These elements framed the perception of the conflict in Congo and they shaped the international response to it. This discourse helped improve care and protection for victims of sexual violence—undoubtedly an important achievement. But it also obscured the relevance of the root causes of violence, for instance local conflicts over land or the exercise of political authority. It also reportedly distorted the provision of health services to a point that sometimes women had to claim they were raped to obtain access to care; some illegal armed group also came to see sexual violence as a tool and a strategy to draw international attention to their grievances.
Everyday routines help a highly diverse group of individuals create a sense of belonging to the broader community of peacebuilders. This is part of the reason why they tend to be self-reinforcing. The heroes of the book are individuals and organizations that call into question the dominant paradigms, sometimes at considerable costs for their careers and reputation. Faith-based organizations, newcomers to “peaceland” and interveners with deep personal links to specific local communities are often more open to challenging standard practices. As Auresserre shows, these individuals and organization can avoid some of the pitfalls that haunt mainstream intervention. They often have access to better information and thus command a more nuanced understanding of local cleavages and conflicts; they take local input more seriously, and they are more trusted by host communities, all of which facilitates ending violence.
The experiences analyzed in Autesserre’s book have at first sight little bearing on Colombia. Despite significant involvement of the international community, national actors are by and large in the driver’s seat when it comes to peace-building. Reflecting a broad pool of qualified professionals, Colombians are in important leadership positions in both multilateral organizations and international NGOs. The cultural gap between the expatriates and nationals is also arguably narrower than in many African and Asian countries, thus reducing problems of separation and segregation. And not least, Colombia’s current peace process with the FARC explicitly calls for formal negotiations to be followed by a bottom-up (rather than top-down) effort of constructing peace.
Yet the country is no stranger to some of the dynamics that are characteristic of “peaceland.” Interventions regularly have a short time span, and their success is often being measured by easily quantifiable indicators which tend to miss more important aspects of peace-building, such as changes in attitudes towards the use of violence as a means of conflict resolution. And despite Colombia’s long experience with grass-roots peace-building, state policies are often centrally planned and struggle to adjust to local circumstances. The pitfalls of peace-building described by Autesserre are not an exclusive problem of internationally-driven interventions; national policies might be just as vulnerable to them.

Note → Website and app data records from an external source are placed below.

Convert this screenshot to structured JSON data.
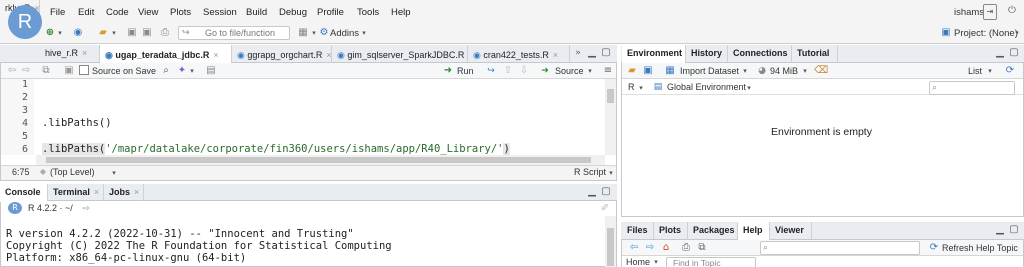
{
  "menubar": {
    "logo": "R",
    "items": [
      "File",
      "Edit",
      "Code",
      "View",
      "Plots",
      "Session",
      "Build",
      "Debug",
      "Profile",
      "Tools",
      "Help"
    ],
    "user": "ishams"
  },
  "toolbar": {
    "goto_placeholder": "Go to file/function",
    "addins_label": "Addins",
    "project_label": "Project: (None)"
  },
  "editor": {
    "tabs": [
      "rklyr.R",
      "hive_r.R",
      "ugap_teradata_jdbc.R",
      "ggrapg_orgchart.R",
      "gim_sqlserver_SparkJDBC.R",
      "cran422_tests.R"
    ],
    "source_on_save": "Source on Save",
    "run_label": "Run",
    "source_label": "Source",
    "line_numbers": [
      "1",
      "2",
      "3",
      "4",
      "5",
      "6"
    ],
    "line4": ".libPaths()",
    "line6_prefix": ".libPaths(",
    "line6_string": "'/mapr/datalake/corporate/fin360/users/ishams/app/R40_Library/'",
    "line6_suffix": ")",
    "cursor_pos": "6:75",
    "scope": "(Top Level)",
    "file_type": "R Script"
  },
  "console": {
    "tabs": [
      "Console",
      "Terminal",
      "Jobs"
    ],
    "version_path": "R 4.2.2 · ~/",
    "lines": [
      "R version 4.2.2 (2022-10-31) -- \"Innocent and Trusting\"",
      "Copyright (C) 2022 The R Foundation for Statistical Computing",
      "Platform: x86_64-pc-linux-gnu (64-bit)"
    ]
  },
  "environment": {
    "tabs": [
      "Environment",
      "History",
      "Connections",
      "Tutorial"
    ],
    "import_label": "Import Dataset",
    "memory": "94 MiB",
    "list_label": "List",
    "lang": "R",
    "scope_label": "Global Environment",
    "empty_message": "Environment is empty"
  },
  "help": {
    "tabs": [
      "Files",
      "Plots",
      "Packages",
      "Help",
      "Viewer"
    ],
    "refresh_label": "Refresh Help Topic",
    "home_label": "Home",
    "find_placeholder": "Find in Topic"
  }
}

Taken together, Peaceland is an important book. It builds on rich fieldwork and a bulk of literature on international interventions in developing countries to advance a novel and sophisticated argument about the potential and the limitations of efforts to promote peace or prevent the recurrence of violence.
* Investigador independiente. Correo electrónico: firstname.lastname@example.org